In one town alone, Bogolay, 10,000 people died when Cyclone Nargis swept across Myanmar last Saturday, flattening 95 per cent of the houses.
Aid agencies say there are serious shortages of power, drinking water and food in the disaster areas, raising fears of disease outbreaks because of poor sanitation and lack of medical supplies.
"Our biggest fear is that the aftermath could be more lethal than the storm itself," said Caryl Stern, US head of Unicef, the UN children's fund.
The densely-populated Irrawaddy delta region took the full force of the storm, and relief agencies say many of the poorest communities there have been virtually wiped out.
Large areas of cropland have also been destroyed in what is the country's main rice-producing region.
Already food prices in Yangon and other parts of Myanmar have soared by up to 100 per cent since the storm hit, adding to the burden of Myanmar's millions of poor.

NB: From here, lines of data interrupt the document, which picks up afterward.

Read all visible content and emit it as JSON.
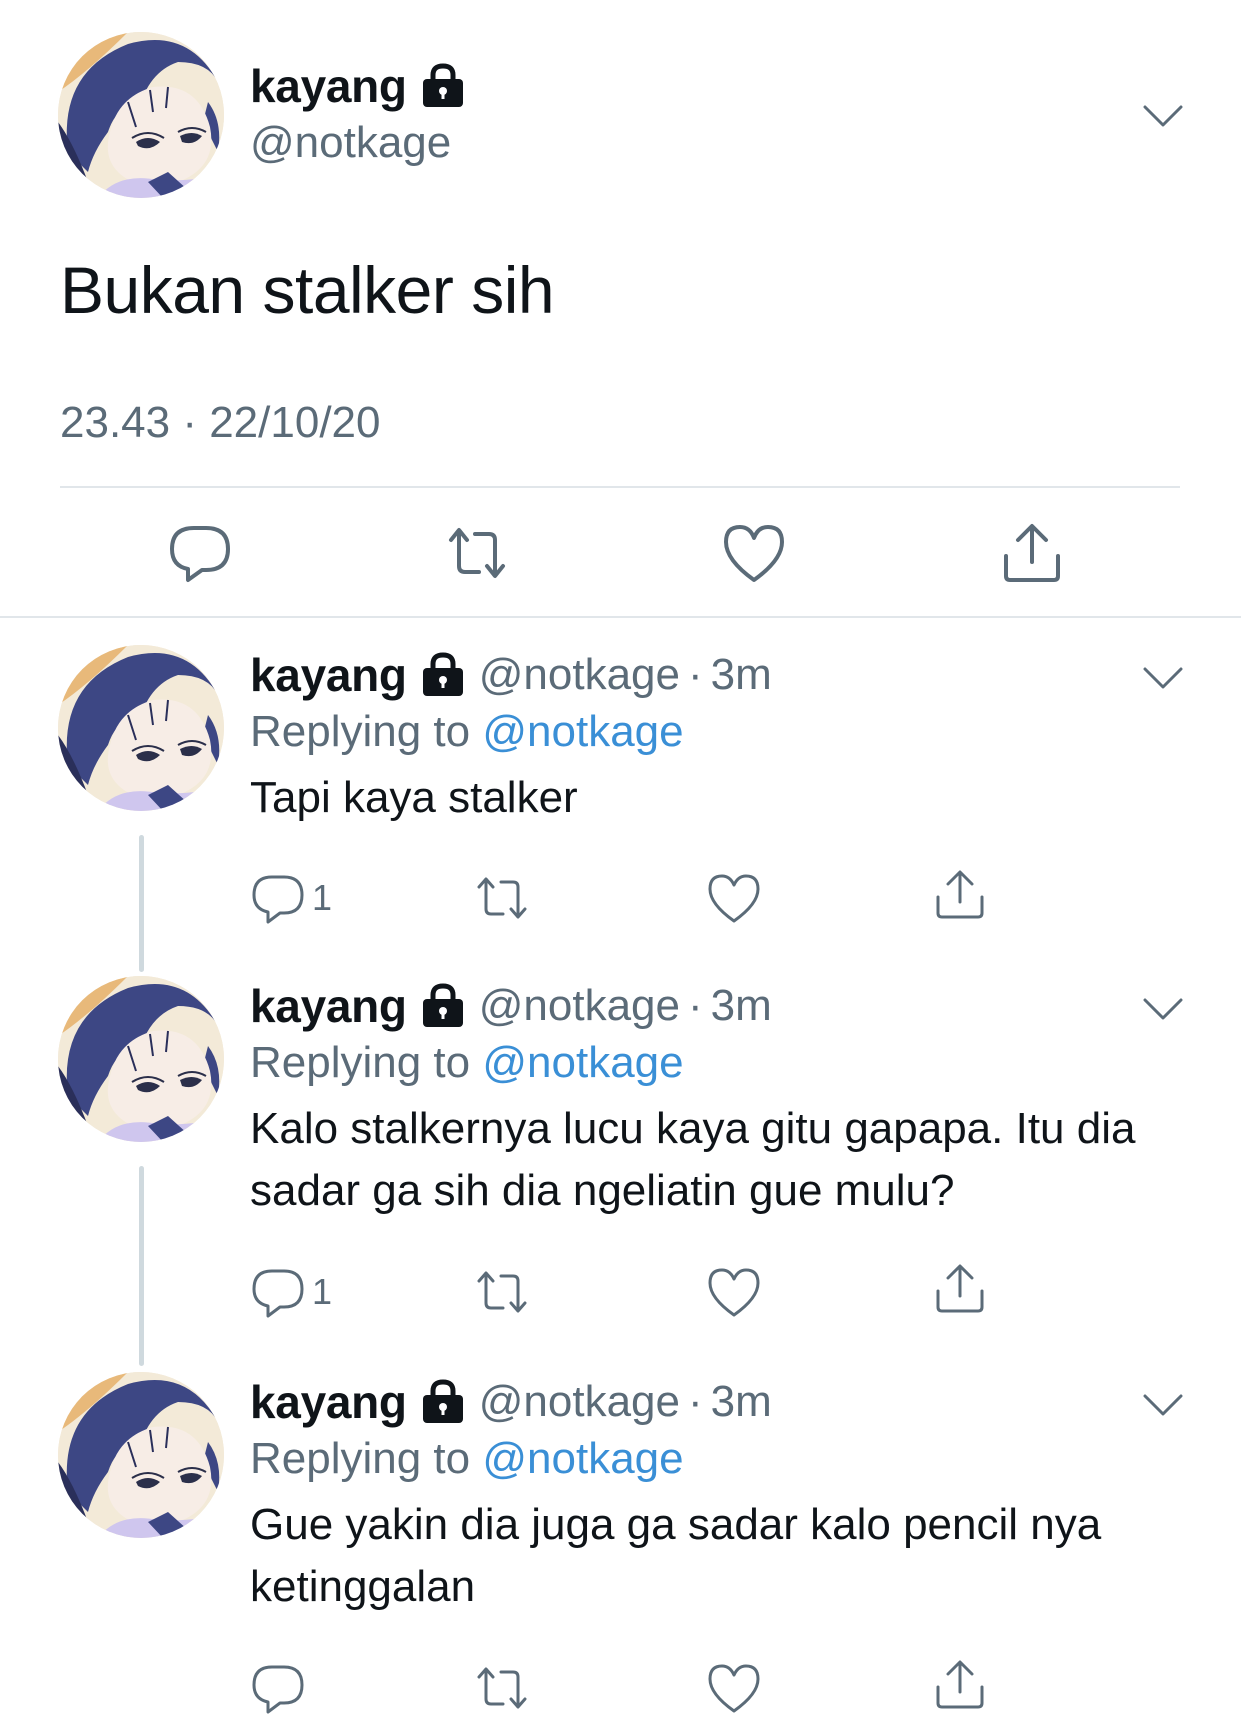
{
  "main_tweet": {
    "display_name": "kayang",
    "handle": "@notkage",
    "text": "Bukan stalker sih",
    "timestamp": "23.43 · 22/10/20",
    "actions": [
      "reply-icon",
      "retweet-icon",
      "like-icon",
      "share-icon"
    ]
  },
  "replies": [
    {
      "display_name": "kayang",
      "handle": "@notkage",
      "dot": "·",
      "time": "3m",
      "replying_prefix": "Replying to",
      "replying_to": "@notkage",
      "text": "Tapi kaya stalker",
      "reply_count": "1"
    },
    {
      "display_name": "kayang",
      "handle": "@notkage",
      "dot": "·",
      "time": "3m",
      "replying_prefix": "Replying to",
      "replying_to": "@notkage",
      "text": "Kalo stalkernya lucu kaya gitu gapapa. Itu dia sadar ga sih dia ngeliatin gue mulu?",
      "reply_count": "1"
    },
    {
      "display_name": "kayang",
      "handle": "@notkage",
      "dot": "·",
      "time": "3m",
      "replying_prefix": "Replying to",
      "replying_to": "@notkage",
      "text": "Gue yakin dia juga ga sadar kalo pencil nya ketinggalan",
      "reply_count": ""
    }
  ],
  "colors": {
    "text": "#0f1419",
    "secondary": "#5b6b78",
    "mention": "#3a8fd6",
    "divider": "#e1e6ea",
    "thread_line": "#cfd9de"
  }
}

Paul Risley, spokesman for the World Food Programme in Bangkok, said the UN food agency hoped to step up airborne deliveries within the next 48 hours.
"The challenge will be getting to the affected areas with road blockages everywhere, he said.
As the scale of the crisis becomes clear, Myanmar's military government has made a rare appeal for international assistance.
Nyan Win, Myanmar's foreign minister was quoted on Tuesday by state-run television as saying that at least 10,000 people had died in the delta region, while a smaller number died in and around Yangon, the country's largest city.
|The UN says emergency supplies are urgently |
needed to prevent disease outbreaks [EPA]
"News and data are still being collected, so there may be many more casualties," he said.
Meanwhile, international relief operations are slowly beginning to get access to Myanmar.
The first emergency flight from immediate neighbour Thailand on Tuesday afternoon airlifted in more than $400,000 worth of food and medical supplies.
The European Union has pledged just over $3m in aid, as has the United States, up from an initial emergency contribution of $250,000.
George Bush, the US president, said Washington would make navy warships available for rescue efforts and urged Myanmar to allow international assessment teams into the country.
China and Indonesia have each promised to provide $1m in cash and supplies.
China has long been a staunch diplomatic ally of Myanmar's military government, which is regarded as a pariah in the West because of its human rights record.
Myanmar's military government has previously been suspicious of outside aid offers and have put tough restrictions on the few aid agencies that are allowed to operate in the country.
On Tuesday it announced that a planned national referendum on a new military-backed constitution would be postponed in some of the areas worst-hit by the storm, but would go ahead on schedule in the rest of the country.
The ruling generals have touted the new constitution as a key step on the path to democratic elections in 2010.
But the referendum and the new charter have been dismissed as a sham by pro-democracy groups as well as the US and other Western governments who say they are designed merely to ensure the military's continued grip on power.
The government had been hoping for an easy ride with the referendum, and it remains to be seen what effect the current crisis will have on the vote.
Some opposition groups have suggested the impact of the cyclone could stir an already tense political situation in Myanmar, especially given the government's apparent inability to help its own citizens.